◆ DIRECTIONS FOR THIS TASK:
Locate every line in the records below that holds the word "demo" and return each one.

(RECORDS TO PROCESS)

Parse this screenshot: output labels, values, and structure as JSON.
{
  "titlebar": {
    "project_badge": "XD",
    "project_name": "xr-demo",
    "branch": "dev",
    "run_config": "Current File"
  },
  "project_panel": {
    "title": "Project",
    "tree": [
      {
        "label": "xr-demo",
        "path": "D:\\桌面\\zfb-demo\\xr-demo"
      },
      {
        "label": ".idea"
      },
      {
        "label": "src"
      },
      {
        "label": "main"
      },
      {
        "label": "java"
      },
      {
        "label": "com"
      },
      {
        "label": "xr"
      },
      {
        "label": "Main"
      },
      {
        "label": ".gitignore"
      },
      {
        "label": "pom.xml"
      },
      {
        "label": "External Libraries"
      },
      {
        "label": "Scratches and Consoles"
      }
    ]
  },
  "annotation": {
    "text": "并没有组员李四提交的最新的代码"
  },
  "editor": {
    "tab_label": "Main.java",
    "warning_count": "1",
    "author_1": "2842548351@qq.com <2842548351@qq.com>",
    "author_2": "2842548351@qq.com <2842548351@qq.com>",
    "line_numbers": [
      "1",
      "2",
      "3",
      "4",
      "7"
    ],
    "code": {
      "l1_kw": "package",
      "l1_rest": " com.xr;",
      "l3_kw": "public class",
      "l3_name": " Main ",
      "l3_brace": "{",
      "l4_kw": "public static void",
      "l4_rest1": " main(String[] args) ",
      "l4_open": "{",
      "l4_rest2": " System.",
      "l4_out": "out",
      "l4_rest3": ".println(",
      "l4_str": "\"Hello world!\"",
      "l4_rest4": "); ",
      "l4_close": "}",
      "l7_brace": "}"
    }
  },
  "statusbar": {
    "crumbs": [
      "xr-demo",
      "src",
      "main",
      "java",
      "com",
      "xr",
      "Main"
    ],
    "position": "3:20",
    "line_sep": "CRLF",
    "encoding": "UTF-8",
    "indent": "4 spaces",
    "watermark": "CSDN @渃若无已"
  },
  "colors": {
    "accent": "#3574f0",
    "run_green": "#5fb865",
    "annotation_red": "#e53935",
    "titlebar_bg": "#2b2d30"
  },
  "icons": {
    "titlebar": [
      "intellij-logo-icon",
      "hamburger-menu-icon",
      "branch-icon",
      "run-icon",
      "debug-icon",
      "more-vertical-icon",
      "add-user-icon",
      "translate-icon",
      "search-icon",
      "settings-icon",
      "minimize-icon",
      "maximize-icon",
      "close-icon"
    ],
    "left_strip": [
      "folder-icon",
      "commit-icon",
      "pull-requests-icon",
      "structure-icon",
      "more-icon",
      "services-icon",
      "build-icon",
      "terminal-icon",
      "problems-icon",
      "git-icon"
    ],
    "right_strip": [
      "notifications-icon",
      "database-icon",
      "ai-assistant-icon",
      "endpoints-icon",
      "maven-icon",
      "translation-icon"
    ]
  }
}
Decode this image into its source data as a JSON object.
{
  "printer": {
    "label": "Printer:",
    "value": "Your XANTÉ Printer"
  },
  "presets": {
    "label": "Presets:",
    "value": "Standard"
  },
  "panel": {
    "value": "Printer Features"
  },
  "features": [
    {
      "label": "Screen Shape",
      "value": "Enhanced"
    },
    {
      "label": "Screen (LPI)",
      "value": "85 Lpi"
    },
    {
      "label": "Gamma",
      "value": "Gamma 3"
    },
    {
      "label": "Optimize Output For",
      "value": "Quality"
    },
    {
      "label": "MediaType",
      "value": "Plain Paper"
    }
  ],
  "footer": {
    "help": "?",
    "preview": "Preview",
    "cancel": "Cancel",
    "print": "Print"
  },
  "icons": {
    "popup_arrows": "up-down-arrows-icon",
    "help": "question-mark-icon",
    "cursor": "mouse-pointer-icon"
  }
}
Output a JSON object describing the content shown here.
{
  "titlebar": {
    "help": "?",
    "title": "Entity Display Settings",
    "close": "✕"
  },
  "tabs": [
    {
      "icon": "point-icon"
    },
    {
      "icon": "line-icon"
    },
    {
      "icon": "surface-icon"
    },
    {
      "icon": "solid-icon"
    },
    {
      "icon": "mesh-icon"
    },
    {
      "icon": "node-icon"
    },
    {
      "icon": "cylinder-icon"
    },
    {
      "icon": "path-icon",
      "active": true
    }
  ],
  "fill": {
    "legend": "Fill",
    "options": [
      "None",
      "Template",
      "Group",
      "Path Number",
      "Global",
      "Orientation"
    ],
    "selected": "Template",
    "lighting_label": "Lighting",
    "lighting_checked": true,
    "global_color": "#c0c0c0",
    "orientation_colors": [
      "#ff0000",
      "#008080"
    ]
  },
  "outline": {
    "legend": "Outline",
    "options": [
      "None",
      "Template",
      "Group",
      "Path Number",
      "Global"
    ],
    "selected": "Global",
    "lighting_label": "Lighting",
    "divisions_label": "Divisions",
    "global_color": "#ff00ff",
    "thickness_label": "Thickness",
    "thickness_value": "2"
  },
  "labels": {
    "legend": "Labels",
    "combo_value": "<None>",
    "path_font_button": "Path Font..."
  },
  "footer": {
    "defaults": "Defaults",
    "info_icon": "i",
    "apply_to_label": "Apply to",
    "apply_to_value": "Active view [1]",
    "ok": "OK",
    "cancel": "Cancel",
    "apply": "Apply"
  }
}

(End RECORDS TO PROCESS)

◆ SOLUTION TO THIS EXERCISE:
    "project_name": "xr-demo",
        "label": "xr-demo",
        "path": "D:\\桌面\\zfb-demo\\xr-demo"
      "xr-demo",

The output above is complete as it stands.